[The task] Please write out the data below once more, exactly as it stands.

+ + + + + + +

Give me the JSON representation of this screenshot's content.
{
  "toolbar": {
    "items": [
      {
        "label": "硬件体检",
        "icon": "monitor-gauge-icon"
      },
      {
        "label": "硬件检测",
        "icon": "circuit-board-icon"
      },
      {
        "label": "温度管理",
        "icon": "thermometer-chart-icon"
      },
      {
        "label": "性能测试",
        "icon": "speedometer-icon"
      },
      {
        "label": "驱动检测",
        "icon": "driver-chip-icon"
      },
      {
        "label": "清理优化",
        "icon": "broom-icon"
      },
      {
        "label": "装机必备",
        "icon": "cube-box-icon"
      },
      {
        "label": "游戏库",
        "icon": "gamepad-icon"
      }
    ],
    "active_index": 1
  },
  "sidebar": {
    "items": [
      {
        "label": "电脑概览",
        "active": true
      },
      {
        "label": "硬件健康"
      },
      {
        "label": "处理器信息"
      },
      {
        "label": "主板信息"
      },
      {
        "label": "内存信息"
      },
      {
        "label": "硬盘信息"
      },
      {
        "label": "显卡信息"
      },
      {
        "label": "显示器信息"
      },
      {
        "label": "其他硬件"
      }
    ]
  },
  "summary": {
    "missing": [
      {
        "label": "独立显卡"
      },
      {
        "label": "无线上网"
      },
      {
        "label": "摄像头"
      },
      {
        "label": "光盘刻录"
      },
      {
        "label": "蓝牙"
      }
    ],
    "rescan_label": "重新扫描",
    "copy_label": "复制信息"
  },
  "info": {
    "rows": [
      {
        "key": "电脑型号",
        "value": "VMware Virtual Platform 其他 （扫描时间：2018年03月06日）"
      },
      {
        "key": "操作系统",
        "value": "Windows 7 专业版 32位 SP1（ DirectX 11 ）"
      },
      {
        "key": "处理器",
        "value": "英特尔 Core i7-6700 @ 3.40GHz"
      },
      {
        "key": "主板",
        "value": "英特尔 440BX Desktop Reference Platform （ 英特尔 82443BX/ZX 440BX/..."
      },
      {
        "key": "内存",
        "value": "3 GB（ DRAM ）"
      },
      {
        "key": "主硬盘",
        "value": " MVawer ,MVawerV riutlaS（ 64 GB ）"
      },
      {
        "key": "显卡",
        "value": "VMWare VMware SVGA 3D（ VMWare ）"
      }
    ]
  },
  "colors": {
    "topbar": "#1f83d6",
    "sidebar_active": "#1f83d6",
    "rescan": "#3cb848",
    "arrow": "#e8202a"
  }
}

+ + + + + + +

[Response to the exercise]
Give me the JSON representation of this screenshot's content.
{
  "toolbar": {
    "items": [
      {
        "label": "硬件体检",
        "icon": "monitor-gauge-icon"
      },
      {
        "label": "硬件检测",
        "icon": "circuit-board-icon"
      },
      {
        "label": "温度管理",
        "icon": "thermometer-chart-icon"
      },
      {
        "label": "性能测试",
        "icon": "speedometer-icon"
      },
      {
        "label": "驱动检测",
        "icon": "driver-chip-icon"
      },
      {
        "label": "清理优化",
        "icon": "broom-icon"
      },
      {
        "label": "装机必备",
        "icon": "cube-box-icon"
      },
      {
        "label": "游戏库",
        "icon": "gamepad-icon"
      }
    ],
    "active_index": 1
  },
  "sidebar": {
    "items": [
      {
        "label": "电脑概览",
        "active": true
      },
      {
        "label": "硬件健康"
      },
      {
        "label": "处理器信息"
      },
      {
        "label": "主板信息"
      },
      {
        "label": "内存信息"
      },
      {
        "label": "硬盘信息"
      },
      {
        "label": "显卡信息"
      },
      {
        "label": "显示器信息"
      },
      {
        "label": "其他硬件"
      }
    ]
  },
  "summary": {
    "missing": [
      {
        "label": "独立显卡"
      },
      {
        "label": "无线上网"
      },
      {
        "label": "摄像头"
      },
      {
        "label": "光盘刻录"
      },
      {
        "label": "蓝牙"
      }
    ],
    "rescan_label": "重新扫描",
    "copy_label": "复制信息"
  },
  "info": {
    "rows": [
      {
        "key": "电脑型号",
        "value": "VMware Virtual Platform 其他 （扫描时间：2018年03月06日）"
      },
      {
        "key": "操作系统",
        "value": "Windows 7 专业版 32位 SP1（ DirectX 11 ）"
      },
      {
        "key": "处理器",
        "value": "英特尔 Core i7-6700 @ 3.40GHz"
      },
      {
        "key": "主板",
        "value": "英特尔 440BX Desktop Reference Platform （ 英特尔 82443BX/ZX 440BX/..."
      },
      {
        "key": "内存",
        "value": "3 GB（ DRAM ）"
      },
      {
        "key": "主硬盘",
        "value": " MVawer ,MVawerV riutlaS（ 64 GB ）"
      },
      {
        "key": "显卡",
        "value": "VMWare VMware SVGA 3D（ VMWare ）"
      }
    ]
  },
  "colors": {
    "topbar": "#1f83d6",
    "sidebar_active": "#1f83d6",
    "rescan": "#3cb848",
    "arrow": "#e8202a"
  }
}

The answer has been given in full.